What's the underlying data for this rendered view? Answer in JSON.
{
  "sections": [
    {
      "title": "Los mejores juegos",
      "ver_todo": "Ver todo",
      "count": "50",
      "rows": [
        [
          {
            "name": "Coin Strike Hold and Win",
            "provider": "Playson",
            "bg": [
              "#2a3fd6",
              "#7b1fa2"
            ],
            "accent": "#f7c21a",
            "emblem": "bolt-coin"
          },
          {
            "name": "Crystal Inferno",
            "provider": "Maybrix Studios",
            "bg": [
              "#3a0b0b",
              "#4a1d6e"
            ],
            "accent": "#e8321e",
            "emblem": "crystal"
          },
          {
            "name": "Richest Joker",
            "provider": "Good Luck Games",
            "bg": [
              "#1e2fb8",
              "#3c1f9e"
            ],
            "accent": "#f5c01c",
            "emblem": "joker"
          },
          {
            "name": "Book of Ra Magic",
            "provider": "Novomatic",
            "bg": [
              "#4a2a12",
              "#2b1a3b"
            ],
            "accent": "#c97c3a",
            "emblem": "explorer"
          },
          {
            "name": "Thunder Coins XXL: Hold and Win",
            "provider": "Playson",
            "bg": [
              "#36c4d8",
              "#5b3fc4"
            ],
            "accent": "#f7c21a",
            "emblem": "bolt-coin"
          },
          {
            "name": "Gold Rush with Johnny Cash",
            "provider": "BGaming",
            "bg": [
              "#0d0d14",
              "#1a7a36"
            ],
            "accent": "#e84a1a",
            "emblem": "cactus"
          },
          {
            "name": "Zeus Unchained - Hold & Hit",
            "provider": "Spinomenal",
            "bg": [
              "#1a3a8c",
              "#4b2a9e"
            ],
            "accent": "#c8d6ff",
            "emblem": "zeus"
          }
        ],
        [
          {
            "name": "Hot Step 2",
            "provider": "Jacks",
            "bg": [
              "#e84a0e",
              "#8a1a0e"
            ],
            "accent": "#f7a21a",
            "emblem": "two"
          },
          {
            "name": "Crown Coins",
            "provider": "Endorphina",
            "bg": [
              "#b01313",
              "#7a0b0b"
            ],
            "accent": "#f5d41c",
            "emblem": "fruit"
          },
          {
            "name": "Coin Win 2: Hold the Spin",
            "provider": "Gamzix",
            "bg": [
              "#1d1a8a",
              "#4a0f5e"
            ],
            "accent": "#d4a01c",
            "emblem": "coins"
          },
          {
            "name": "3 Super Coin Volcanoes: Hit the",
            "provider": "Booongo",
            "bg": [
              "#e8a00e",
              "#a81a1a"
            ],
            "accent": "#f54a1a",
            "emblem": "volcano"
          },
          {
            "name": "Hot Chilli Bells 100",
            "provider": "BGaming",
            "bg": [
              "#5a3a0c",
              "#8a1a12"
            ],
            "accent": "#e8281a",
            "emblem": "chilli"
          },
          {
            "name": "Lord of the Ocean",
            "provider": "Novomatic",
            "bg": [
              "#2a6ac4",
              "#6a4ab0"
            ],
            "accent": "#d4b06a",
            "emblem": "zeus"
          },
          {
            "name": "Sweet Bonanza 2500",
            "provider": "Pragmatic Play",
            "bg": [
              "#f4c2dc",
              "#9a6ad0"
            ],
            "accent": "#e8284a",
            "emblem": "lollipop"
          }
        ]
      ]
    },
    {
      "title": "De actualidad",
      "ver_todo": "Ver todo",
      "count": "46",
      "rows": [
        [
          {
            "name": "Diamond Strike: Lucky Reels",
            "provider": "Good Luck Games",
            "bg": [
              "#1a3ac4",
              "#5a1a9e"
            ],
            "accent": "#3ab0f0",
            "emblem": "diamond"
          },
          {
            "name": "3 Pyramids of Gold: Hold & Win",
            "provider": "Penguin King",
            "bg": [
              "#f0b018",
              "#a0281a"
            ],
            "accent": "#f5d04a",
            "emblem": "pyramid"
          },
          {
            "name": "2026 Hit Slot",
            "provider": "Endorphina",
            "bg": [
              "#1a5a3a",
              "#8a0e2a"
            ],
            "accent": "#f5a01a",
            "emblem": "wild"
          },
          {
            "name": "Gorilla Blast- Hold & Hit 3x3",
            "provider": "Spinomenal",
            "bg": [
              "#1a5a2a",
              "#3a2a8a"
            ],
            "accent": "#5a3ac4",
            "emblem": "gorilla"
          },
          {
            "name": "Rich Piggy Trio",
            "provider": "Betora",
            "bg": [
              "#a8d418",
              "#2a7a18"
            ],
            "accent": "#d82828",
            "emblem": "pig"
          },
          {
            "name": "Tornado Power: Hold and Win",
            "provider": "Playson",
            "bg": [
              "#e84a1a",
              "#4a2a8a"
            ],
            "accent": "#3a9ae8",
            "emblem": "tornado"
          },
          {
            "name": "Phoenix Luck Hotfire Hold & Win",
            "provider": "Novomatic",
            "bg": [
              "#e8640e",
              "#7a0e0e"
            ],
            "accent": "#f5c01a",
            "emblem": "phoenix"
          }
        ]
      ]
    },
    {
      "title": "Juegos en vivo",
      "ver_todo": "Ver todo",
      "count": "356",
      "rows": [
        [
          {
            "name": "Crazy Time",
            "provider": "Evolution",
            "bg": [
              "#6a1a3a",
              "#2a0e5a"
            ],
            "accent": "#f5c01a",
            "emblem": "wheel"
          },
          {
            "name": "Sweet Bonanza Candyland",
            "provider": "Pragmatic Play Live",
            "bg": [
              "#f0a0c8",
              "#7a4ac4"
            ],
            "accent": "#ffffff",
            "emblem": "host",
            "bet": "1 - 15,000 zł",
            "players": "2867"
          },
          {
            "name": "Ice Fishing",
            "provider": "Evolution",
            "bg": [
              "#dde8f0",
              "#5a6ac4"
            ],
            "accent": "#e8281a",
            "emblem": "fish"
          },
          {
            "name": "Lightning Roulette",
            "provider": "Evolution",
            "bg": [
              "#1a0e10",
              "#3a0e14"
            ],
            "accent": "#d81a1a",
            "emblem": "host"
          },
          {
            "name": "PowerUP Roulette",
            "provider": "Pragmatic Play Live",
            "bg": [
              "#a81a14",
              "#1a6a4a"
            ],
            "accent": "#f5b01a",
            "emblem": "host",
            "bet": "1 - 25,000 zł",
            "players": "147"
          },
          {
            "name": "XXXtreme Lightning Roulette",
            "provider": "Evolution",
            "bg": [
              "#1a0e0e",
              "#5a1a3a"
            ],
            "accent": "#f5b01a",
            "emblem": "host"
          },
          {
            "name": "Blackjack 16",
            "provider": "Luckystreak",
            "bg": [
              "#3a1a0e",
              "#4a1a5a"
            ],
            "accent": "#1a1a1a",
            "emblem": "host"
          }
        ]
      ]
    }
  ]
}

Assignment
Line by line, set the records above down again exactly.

Written solution
What's the underlying data for this rendered view? Answer in JSON.
{
  "sections": [
    {
      "title": "Los mejores juegos",
      "ver_todo": "Ver todo",
      "count": "50",
      "rows": [
        [
          {
            "name": "Coin Strike Hold and Win",
            "provider": "Playson",
            "bg": [
              "#2a3fd6",
              "#7b1fa2"
            ],
            "accent": "#f7c21a",
            "emblem": "bolt-coin"
          },
          {
            "name": "Crystal Inferno",
            "provider": "Maybrix Studios",
            "bg": [
              "#3a0b0b",
              "#4a1d6e"
            ],
            "accent": "#e8321e",
            "emblem": "crystal"
          },
          {
            "name": "Richest Joker",
            "provider": "Good Luck Games",
            "bg": [
              "#1e2fb8",
              "#3c1f9e"
            ],
            "accent": "#f5c01c",
            "emblem": "joker"
          },
          {
            "name": "Book of Ra Magic",
            "provider": "Novomatic",
            "bg": [
              "#4a2a12",
              "#2b1a3b"
            ],
            "accent": "#c97c3a",
            "emblem": "explorer"
          },
          {
            "name": "Thunder Coins XXL: Hold and Win",
            "provider": "Playson",
            "bg": [
              "#36c4d8",
              "#5b3fc4"
            ],
            "accent": "#f7c21a",
            "emblem": "bolt-coin"
          },
          {
            "name": "Gold Rush with Johnny Cash",
            "provider": "BGaming",
            "bg": [
              "#0d0d14",
              "#1a7a36"
            ],
            "accent": "#e84a1a",
            "emblem": "cactus"
          },
          {
            "name": "Zeus Unchained - Hold & Hit",
            "provider": "Spinomenal",
            "bg": [
              "#1a3a8c",
              "#4b2a9e"
            ],
            "accent": "#c8d6ff",
            "emblem": "zeus"
          }
        ],
        [
          {
            "name": "Hot Step 2",
            "provider": "Jacks",
            "bg": [
              "#e84a0e",
              "#8a1a0e"
            ],
            "accent": "#f7a21a",
            "emblem": "two"
          },
          {
            "name": "Crown Coins",
            "provider": "Endorphina",
            "bg": [
              "#b01313",
              "#7a0b0b"
            ],
            "accent": "#f5d41c",
            "emblem": "fruit"
          },
          {
            "name": "Coin Win 2: Hold the Spin",
            "provider": "Gamzix",
            "bg": [
              "#1d1a8a",
              "#4a0f5e"
            ],
            "accent": "#d4a01c",
            "emblem": "coins"
          },
          {
            "name": "3 Super Coin Volcanoes: Hit the",
            "provider": "Booongo",
            "bg": [
              "#e8a00e",
              "#a81a1a"
            ],
            "accent": "#f54a1a",
            "emblem": "volcano"
          },
          {
            "name": "Hot Chilli Bells 100",
            "provider": "BGaming",
            "bg": [
              "#5a3a0c",
              "#8a1a12"
            ],
            "accent": "#e8281a",
            "emblem": "chilli"
          },
          {
            "name": "Lord of the Ocean",
            "provider": "Novomatic",
            "bg": [
              "#2a6ac4",
              "#6a4ab0"
            ],
            "accent": "#d4b06a",
            "emblem": "zeus"
          },
          {
            "name": "Sweet Bonanza 2500",
            "provider": "Pragmatic Play",
            "bg": [
              "#f4c2dc",
              "#9a6ad0"
            ],
            "accent": "#e8284a",
            "emblem": "lollipop"
          }
        ]
      ]
    },
    {
      "title": "De actualidad",
      "ver_todo": "Ver todo",
      "count": "46",
      "rows": [
        [
          {
            "name": "Diamond Strike: Lucky Reels",
            "provider": "Good Luck Games",
            "bg": [
              "#1a3ac4",
              "#5a1a9e"
            ],
            "accent": "#3ab0f0",
            "emblem": "diamond"
          },
          {
            "name": "3 Pyramids of Gold: Hold & Win",
            "provider": "Penguin King",
            "bg": [
              "#f0b018",
              "#a0281a"
            ],
            "accent": "#f5d04a",
            "emblem": "pyramid"
          },
          {
            "name": "2026 Hit Slot",
            "provider": "Endorphina",
            "bg": [
              "#1a5a3a",
              "#8a0e2a"
            ],
            "accent": "#f5a01a",
            "emblem": "wild"
          },
          {
            "name": "Gorilla Blast- Hold & Hit 3x3",
            "provider": "Spinomenal",
            "bg": [
              "#1a5a2a",
              "#3a2a8a"
            ],
            "accent": "#5a3ac4",
            "emblem": "gorilla"
          },
          {
            "name": "Rich Piggy Trio",
            "provider": "Betora",
            "bg": [
              "#a8d418",
              "#2a7a18"
            ],
            "accent": "#d82828",
            "emblem": "pig"
          },
          {
            "name": "Tornado Power: Hold and Win",
            "provider": "Playson",
            "bg": [
              "#e84a1a",
              "#4a2a8a"
            ],
            "accent": "#3a9ae8",
            "emblem": "tornado"
          },
          {
            "name": "Phoenix Luck Hotfire Hold & Win",
            "provider": "Novomatic",
            "bg": [
              "#e8640e",
              "#7a0e0e"
            ],
            "accent": "#f5c01a",
            "emblem": "phoenix"
          }
        ]
      ]
    },
    {
      "title": "Juegos en vivo",
      "ver_todo": "Ver todo",
      "count": "356",
      "rows": [
        [
          {
            "name": "Crazy Time",
            "provider": "Evolution",
            "bg": [
              "#6a1a3a",
              "#2a0e5a"
            ],
            "accent": "#f5c01a",
            "emblem": "wheel"
          },
          {
            "name": "Sweet Bonanza Candyland",
            "provider": "Pragmatic Play Live",
            "bg": [
              "#f0a0c8",
              "#7a4ac4"
            ],
            "accent": "#ffffff",
            "emblem": "host",
            "bet": "1 - 15,000 zł",
            "players": "2867"
          },
          {
            "name": "Ice Fishing",
            "provider": "Evolution",
            "bg": [
              "#dde8f0",
              "#5a6ac4"
            ],
            "accent": "#e8281a",
            "emblem": "fish"
          },
          {
            "name": "Lightning Roulette",
            "provider": "Evolution",
            "bg": [
              "#1a0e10",
              "#3a0e14"
            ],
            "accent": "#d81a1a",
            "emblem": "host"
          },
          {
            "name": "PowerUP Roulette",
            "provider": "Pragmatic Play Live",
            "bg": [
              "#a81a14",
              "#1a6a4a"
            ],
            "accent": "#f5b01a",
            "emblem": "host",
            "bet": "1 - 25,000 zł",
            "players": "147"
          },
          {
            "name": "XXXtreme Lightning Roulette",
            "provider": "Evolution",
            "bg": [
              "#1a0e0e",
              "#5a1a3a"
            ],
            "accent": "#f5b01a",
            "emblem": "host"
          },
          {
            "name": "Blackjack 16",
            "provider": "Luckystreak",
            "bg": [
              "#3a1a0e",
              "#4a1a5a"
            ],
            "accent": "#1a1a1a",
            "emblem": "host"
          }
        ]
      ]
    }
  ]
}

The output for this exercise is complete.